Data extracts Start Marker

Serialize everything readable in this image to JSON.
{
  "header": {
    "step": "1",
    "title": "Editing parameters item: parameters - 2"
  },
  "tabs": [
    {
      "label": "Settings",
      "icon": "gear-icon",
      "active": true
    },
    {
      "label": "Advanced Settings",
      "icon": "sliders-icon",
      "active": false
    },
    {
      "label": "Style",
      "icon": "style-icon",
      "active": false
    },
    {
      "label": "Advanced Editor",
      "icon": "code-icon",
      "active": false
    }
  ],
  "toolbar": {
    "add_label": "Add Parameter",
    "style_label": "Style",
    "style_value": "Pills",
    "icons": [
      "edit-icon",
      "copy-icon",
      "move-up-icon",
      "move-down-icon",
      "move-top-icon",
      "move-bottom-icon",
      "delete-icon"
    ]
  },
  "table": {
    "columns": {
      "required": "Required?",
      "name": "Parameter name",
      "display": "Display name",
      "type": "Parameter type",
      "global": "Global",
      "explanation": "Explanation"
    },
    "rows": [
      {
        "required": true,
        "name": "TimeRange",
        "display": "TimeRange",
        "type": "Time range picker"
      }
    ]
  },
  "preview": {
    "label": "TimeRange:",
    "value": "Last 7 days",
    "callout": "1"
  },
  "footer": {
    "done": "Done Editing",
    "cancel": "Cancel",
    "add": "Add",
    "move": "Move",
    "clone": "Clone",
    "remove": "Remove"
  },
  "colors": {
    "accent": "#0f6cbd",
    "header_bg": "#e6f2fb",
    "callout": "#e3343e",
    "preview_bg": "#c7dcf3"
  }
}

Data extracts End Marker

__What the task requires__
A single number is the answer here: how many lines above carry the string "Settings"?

__Finished task__
2